**Exercise details:** Please reproduce all of the data below exactly, leaving each picture out.

Data about app and page elements
○ ○ ○ ○
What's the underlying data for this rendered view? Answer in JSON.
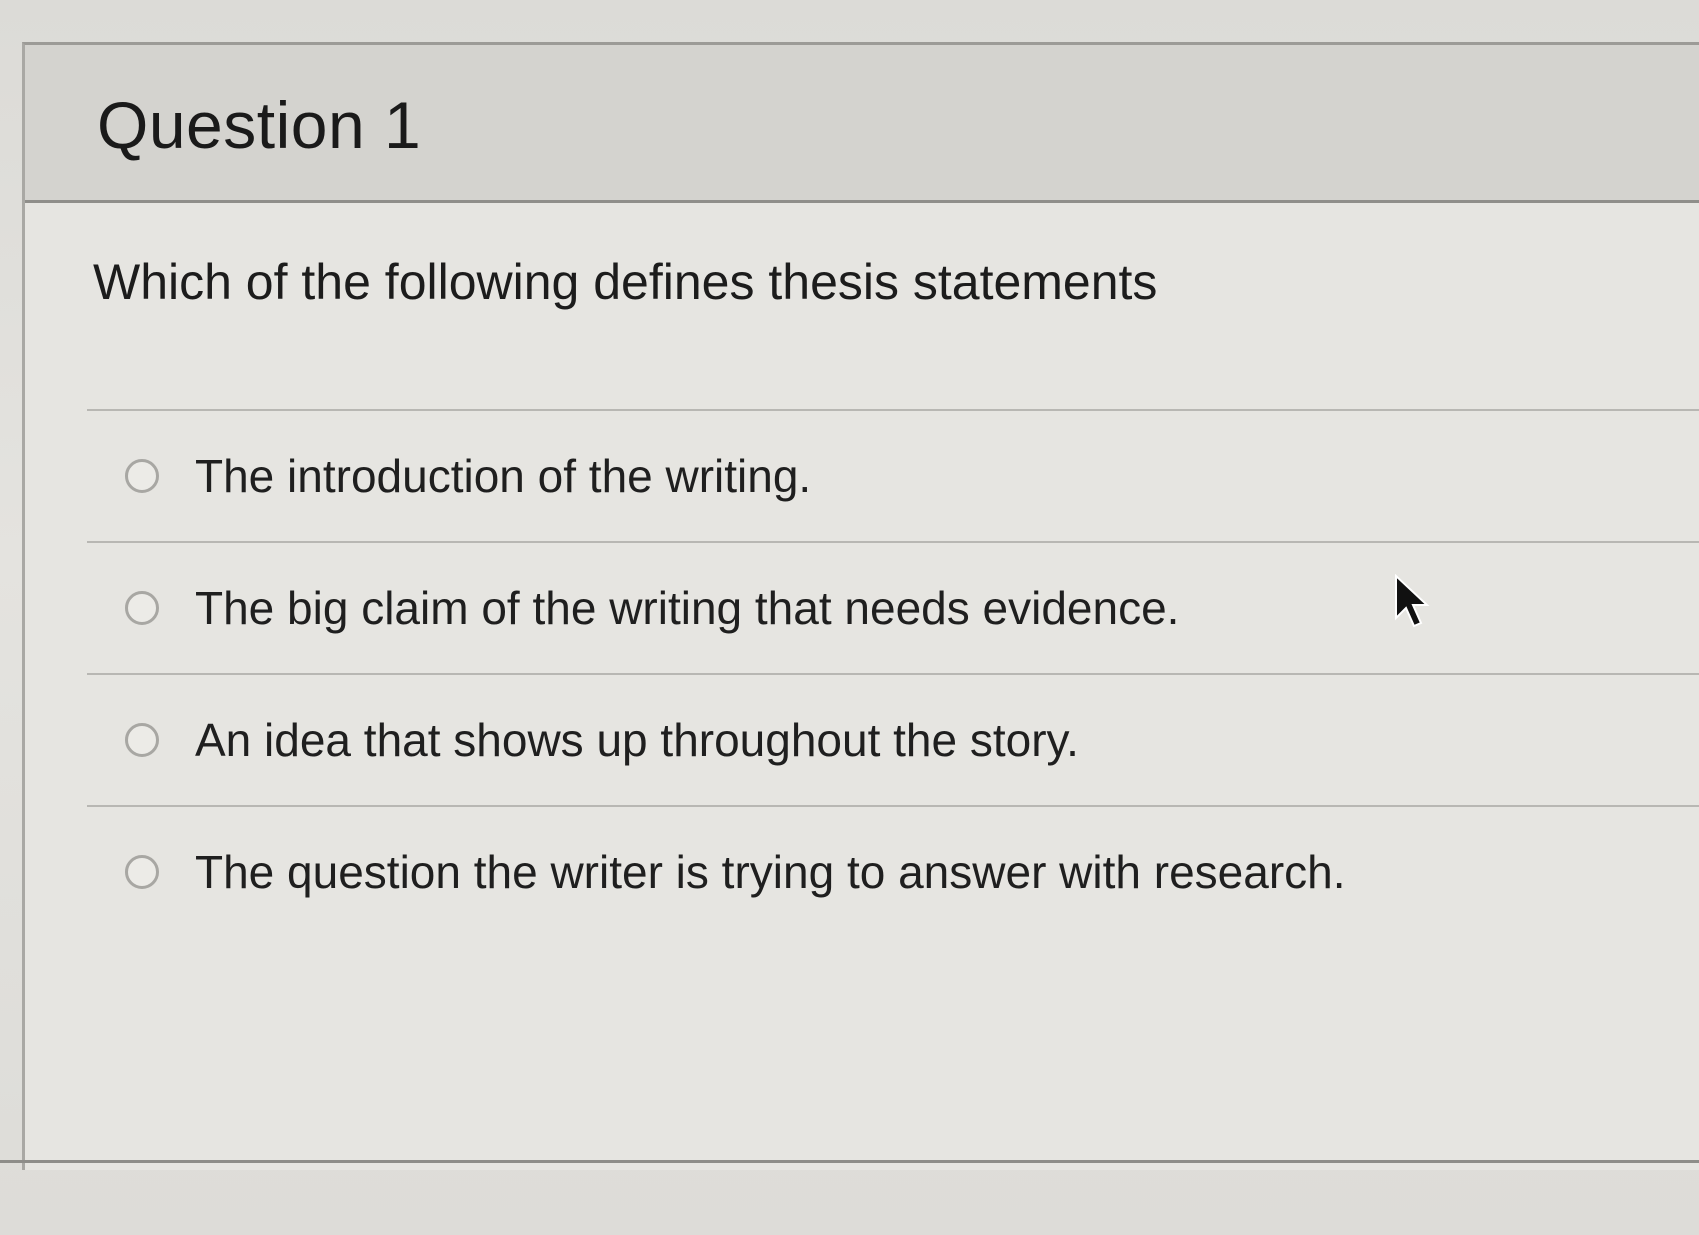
{
  "question": {
    "title": "Question 1",
    "prompt": "Which of the following defines thesis statements",
    "options": [
      {
        "label": "The introduction of the writing.",
        "selected": false
      },
      {
        "label": "The big claim of the writing that needs evidence.",
        "selected": false
      },
      {
        "label": "An idea that shows up throughout the story.",
        "selected": false
      },
      {
        "label": "The question the writer is trying to answer with research.",
        "selected": false
      }
    ]
  },
  "icons": {
    "radio": "radio-button-icon",
    "cursor": "mouse-pointer-icon"
  },
  "colors": {
    "header_background": "#d4d3cf",
    "card_background": "#e6e5e1",
    "text": "#1e1e1e"
  }
}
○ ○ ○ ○
**Exercise result:**
What's the underlying data for this rendered view? Answer in JSON.
{
  "question": {
    "title": "Question 1",
    "prompt": "Which of the following defines thesis statements",
    "options": [
      {
        "label": "The introduction of the writing.",
        "selected": false
      },
      {
        "label": "The big claim of the writing that needs evidence.",
        "selected": false
      },
      {
        "label": "An idea that shows up throughout the story.",
        "selected": false
      },
      {
        "label": "The question the writer is trying to answer with research.",
        "selected": false
      }
    ]
  },
  "icons": {
    "radio": "radio-button-icon",
    "cursor": "mouse-pointer-icon"
  },
  "colors": {
    "header_background": "#d4d3cf",
    "card_background": "#e6e5e1",
    "text": "#1e1e1e"
  }
}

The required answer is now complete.